I analized the bubble sort algorithm and I cannot see why they "implemented this way". I wrote down the results as the two loops performed their works and, with my small testing arrays, the outer loop condition to stop was always too much (the array was sorted when "i" was like 2, when the loop conditon to stop was 5.

this.bubbleSort = function(){
var length = array.length;

for (var i=0; i<length; i++){ //this loop seems too much

for (var j=0; j<length-1; j++ ){

if (array[j] > array[j+1]){

swap(array, j, j+1);
}
}
}
};


Is there a possibility that the outer loop will have to reach its limit? I mean the "i - 1 < length" will be necessary to sort. Is the array length on the outer loop really a precise choice or just a good choice, because it gives a clue of how many inner loop iterations will be needed with some leftover if necessary?

For me it means that the algorithm could be written, somehow, like this

var length = array.length;

for (var i=0; i< 10; i++){ //I used 10 instead of the array length

for (var j=0; j<length-1; j++ ){

if (array[j] > array[j+1]){

swap(array, j, j+1);
}
}
}
};

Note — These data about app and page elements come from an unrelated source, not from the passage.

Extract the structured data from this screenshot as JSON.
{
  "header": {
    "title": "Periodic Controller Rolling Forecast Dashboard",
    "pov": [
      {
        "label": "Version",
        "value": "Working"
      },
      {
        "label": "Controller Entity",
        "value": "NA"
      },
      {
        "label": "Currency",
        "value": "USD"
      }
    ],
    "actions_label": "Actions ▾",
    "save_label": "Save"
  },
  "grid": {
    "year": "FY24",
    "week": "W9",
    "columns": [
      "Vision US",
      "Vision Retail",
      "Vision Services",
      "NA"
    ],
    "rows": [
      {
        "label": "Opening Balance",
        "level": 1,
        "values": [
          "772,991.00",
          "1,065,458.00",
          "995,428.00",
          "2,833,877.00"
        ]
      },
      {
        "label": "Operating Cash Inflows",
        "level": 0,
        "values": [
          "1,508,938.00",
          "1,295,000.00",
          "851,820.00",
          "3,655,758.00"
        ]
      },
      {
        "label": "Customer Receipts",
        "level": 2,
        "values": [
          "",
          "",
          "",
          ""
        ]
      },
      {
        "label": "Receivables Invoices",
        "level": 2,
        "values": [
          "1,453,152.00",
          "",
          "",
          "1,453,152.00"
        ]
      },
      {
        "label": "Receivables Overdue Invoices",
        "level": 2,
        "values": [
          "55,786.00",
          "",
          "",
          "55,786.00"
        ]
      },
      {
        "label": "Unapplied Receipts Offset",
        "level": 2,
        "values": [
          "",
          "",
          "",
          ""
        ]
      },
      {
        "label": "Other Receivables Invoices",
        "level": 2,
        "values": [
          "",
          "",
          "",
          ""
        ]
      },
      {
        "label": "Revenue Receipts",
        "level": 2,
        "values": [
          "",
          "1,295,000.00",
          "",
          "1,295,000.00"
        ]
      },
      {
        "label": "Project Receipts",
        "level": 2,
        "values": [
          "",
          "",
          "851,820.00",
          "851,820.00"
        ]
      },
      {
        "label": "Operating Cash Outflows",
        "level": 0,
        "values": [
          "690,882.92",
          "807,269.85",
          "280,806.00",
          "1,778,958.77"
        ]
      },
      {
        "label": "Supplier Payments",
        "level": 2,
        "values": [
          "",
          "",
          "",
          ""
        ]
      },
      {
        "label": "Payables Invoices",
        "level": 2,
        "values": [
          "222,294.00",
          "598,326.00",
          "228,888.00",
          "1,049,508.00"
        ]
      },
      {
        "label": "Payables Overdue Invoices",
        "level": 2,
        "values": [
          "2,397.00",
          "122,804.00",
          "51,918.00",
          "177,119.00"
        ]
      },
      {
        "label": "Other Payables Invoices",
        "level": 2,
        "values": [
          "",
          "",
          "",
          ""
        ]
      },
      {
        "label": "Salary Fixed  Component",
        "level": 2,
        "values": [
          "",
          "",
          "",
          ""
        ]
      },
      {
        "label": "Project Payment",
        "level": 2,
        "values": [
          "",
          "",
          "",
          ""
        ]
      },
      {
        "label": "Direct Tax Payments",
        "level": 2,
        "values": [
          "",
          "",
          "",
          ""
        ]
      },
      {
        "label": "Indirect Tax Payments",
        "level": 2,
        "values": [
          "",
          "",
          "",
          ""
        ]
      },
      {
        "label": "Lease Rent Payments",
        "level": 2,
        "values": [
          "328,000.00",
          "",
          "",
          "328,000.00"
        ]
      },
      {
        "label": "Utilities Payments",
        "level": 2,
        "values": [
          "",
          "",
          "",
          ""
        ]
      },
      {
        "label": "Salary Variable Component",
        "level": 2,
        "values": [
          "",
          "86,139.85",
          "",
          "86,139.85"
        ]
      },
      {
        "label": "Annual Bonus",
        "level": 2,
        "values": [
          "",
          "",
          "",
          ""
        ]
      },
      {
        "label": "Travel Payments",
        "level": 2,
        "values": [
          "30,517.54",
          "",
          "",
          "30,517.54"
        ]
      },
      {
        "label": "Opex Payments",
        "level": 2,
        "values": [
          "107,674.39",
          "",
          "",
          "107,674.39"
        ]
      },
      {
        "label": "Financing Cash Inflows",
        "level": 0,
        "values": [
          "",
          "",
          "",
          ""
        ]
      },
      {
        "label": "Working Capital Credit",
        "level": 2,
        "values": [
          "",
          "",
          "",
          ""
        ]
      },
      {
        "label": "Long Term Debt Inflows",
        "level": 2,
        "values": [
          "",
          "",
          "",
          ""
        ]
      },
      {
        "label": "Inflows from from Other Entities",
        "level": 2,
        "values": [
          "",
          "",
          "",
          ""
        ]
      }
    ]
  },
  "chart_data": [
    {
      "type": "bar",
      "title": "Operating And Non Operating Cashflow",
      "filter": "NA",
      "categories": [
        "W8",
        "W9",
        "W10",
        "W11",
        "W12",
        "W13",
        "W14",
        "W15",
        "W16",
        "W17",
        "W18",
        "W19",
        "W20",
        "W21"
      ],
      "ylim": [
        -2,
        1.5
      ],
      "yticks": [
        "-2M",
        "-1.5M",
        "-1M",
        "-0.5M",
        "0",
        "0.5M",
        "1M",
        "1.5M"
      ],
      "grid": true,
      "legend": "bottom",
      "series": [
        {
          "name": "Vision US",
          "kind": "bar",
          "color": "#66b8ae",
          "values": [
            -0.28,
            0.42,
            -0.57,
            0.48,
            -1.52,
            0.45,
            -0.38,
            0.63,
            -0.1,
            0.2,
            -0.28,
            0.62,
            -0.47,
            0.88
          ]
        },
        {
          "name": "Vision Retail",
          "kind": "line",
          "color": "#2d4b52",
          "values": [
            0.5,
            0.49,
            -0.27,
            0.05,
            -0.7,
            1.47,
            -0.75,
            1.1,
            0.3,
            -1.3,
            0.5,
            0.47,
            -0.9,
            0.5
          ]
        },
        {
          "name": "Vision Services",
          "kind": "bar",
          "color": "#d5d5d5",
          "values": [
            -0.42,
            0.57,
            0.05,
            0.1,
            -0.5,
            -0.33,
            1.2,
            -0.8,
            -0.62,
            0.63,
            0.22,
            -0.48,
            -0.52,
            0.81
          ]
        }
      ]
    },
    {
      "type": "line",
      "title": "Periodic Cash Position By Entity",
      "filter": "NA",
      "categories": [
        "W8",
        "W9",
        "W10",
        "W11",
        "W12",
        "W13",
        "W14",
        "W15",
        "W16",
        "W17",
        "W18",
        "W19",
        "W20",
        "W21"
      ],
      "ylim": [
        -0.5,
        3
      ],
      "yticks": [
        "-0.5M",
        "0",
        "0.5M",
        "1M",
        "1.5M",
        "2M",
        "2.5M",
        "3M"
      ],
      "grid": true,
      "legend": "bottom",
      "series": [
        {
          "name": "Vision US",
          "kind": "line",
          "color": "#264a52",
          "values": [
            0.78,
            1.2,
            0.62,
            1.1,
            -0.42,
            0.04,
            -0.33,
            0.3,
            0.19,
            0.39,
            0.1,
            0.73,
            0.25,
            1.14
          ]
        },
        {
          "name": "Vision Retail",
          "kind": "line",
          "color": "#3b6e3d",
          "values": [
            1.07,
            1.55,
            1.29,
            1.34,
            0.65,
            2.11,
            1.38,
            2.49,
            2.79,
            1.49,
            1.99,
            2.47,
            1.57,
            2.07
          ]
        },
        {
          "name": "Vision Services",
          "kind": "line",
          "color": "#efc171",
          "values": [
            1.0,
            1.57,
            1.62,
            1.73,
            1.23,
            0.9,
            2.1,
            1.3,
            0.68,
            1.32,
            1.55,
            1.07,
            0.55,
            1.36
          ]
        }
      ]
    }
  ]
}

• If no swap is done in the inner loop, the outer loop can stop. (That's how I was taught bubble sort many years ago, too.) In fact, you can optimise further by using the index of the first swap as the start index of the next iteration. No matter what optimisations you find, bubblesort is quadratic and just about any other non-pathological sort algorithm is better. – rici May 16 '18 at 7:30